The speakers have been asked to focus on an aspect of leadership that that they believe is essential for current and developing leaders. The National Coalition recognizes that C/S/X organizations and movements face some special challenges, but there are issues that are universal in developing as a leader.

Here are three distilled views of leadership taken from the Washington Post’s website, from well-known public figures:

Dartmouth College president Jim Yong Kim- "I think what I've learned is by far the most important thing in leadership is to have a brutally honest understanding of who you are."

Gen. Montgomery Meigs US Army (Ret.) – “Great leaders drive themselves to learn how to improve their skills at leading, their most important decisions are determined by their values and character, and they are often the result of good mentoring.”

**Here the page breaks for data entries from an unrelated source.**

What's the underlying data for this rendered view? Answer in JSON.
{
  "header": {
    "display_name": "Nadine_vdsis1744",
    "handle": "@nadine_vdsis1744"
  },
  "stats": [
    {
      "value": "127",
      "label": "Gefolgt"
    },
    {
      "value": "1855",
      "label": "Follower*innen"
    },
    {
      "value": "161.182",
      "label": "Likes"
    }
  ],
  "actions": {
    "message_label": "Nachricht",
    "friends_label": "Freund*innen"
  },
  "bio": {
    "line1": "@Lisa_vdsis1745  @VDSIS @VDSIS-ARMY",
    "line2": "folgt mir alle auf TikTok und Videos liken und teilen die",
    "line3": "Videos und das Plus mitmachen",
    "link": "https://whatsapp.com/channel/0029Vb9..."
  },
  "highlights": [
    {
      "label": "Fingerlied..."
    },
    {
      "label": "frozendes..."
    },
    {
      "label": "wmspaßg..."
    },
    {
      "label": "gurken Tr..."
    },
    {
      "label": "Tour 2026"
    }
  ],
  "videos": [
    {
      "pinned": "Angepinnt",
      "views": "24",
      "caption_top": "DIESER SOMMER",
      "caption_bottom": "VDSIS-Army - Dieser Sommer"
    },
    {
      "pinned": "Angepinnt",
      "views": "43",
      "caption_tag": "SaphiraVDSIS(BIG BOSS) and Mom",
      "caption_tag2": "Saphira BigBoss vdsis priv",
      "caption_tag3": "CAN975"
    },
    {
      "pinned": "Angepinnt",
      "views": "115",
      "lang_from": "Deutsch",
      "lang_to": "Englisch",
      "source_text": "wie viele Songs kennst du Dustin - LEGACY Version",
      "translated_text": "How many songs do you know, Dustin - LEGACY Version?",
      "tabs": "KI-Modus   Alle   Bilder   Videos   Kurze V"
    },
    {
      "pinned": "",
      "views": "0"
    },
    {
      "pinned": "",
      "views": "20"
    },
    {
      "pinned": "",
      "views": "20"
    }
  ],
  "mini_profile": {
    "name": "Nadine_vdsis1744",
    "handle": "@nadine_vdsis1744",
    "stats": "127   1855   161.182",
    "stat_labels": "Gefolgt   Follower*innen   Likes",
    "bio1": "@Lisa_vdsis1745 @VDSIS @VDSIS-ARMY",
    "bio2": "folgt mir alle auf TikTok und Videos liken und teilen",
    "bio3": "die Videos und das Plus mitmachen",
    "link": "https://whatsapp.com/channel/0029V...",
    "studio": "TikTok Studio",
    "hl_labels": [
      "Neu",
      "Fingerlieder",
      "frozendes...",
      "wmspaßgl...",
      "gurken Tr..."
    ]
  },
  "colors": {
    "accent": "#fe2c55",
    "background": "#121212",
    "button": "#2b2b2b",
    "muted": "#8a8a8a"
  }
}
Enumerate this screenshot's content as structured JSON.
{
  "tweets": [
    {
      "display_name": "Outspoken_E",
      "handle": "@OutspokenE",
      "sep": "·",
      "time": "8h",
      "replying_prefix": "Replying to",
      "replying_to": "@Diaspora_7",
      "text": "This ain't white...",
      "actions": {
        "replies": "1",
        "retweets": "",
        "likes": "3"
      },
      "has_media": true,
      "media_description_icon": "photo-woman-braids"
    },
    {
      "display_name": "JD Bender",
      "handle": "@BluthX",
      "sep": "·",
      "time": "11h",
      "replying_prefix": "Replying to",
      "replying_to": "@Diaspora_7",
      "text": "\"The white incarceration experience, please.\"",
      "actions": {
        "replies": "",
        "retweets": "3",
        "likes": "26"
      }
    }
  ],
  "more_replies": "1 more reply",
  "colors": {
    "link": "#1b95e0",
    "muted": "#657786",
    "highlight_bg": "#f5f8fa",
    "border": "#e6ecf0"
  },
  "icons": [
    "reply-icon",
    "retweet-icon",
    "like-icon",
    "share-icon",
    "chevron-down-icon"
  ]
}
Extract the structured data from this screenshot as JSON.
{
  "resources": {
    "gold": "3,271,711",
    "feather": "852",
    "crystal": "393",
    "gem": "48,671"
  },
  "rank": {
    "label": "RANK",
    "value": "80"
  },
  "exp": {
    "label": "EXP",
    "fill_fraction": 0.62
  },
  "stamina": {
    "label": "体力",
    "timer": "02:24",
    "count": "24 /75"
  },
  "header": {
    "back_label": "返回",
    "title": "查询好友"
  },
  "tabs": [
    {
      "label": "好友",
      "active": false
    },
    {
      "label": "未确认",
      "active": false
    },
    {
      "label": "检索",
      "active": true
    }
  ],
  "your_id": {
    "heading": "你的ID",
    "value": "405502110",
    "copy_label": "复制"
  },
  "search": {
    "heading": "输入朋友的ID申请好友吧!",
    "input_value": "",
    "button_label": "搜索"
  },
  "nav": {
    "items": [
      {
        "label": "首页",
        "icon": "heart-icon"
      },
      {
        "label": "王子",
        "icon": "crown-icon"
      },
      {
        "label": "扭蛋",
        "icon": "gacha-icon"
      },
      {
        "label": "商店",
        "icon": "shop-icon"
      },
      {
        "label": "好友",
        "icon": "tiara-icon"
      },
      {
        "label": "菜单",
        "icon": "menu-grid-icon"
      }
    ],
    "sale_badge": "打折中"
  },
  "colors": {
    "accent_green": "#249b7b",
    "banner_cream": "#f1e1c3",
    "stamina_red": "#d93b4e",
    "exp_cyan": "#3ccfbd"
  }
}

Kent J. Thiry  - “While management is a business skill, leadership is a human skill. Becoming a better leader means being in an environment that leads to epiphanies of self-awareness.”

Among questions that we have asked our panel to consider (and which may help you in formulating questions of your own):

  • How do we continue to develop leaders at the local, state and national levels?
  • What leadership models might we consider, and what decision criteria might we use in determining which model(s) are most useful?
  • How can we as a community continue to overcome our differences and focus on shared values, principles and our vision of respect, dignity and inclusion for all?
  • From your perspective, what are the most important skills and qualities that successful leaders share?
  • What have you found to be the most challenging aspects of being a leader?
  • What specials needs and opportunities (for leaders) do you see in the near term and longer term?
  • What is the most important thing that you feel that you have learned as a leader?
  • How do you deal with the tension between the roles of leader and manager?

Speakers

David Oaks, Director, Executive Director of  MindFreedom International (MFI), an independent nonprofit coalition for human rights and alternatives in mental health. David is a well known, long-time C/S/X leader and advocate who operates MFI using grassroots funding, receiving no government or corporate funding.

Keris Jän Myrick, President and CEO, Project Return Peer Support Network, one of the premier consumer-run organizations in Los Angeles. She also serves as a board member and officer of NAMI National. She brings practical and academic skills to her leadership, using her MBA and the lived experience of mental illness. Keris is also a doctoral candidate in psychology, with an emphasis on Industrial-Organizational psychology.

Pam Hyde, Administrator, SAMHSA – appointed by the president and confirmed to her current position by the US Senate in 2009, Pam is an attorney, and for more than 30 years  has held senior management positions in the health and human services field. Just prior to her SAMHSA appointment, Pam served as Governor Bill Richardson’s cabinet secretary for New Mexico’s Department of Health and Human Services. Pam has extensive experience in consulting, having consulted to the President’s New Freedom Commission and the US Department of Justice, among many other entities.

Program Format:

  • 2 pm EST Welcome and explanation of call format, followed by speaker introductions by moderator Jim McNulty
  • 7 minutes per speaker, followed by
  • 35 minutes open Q & A and discussion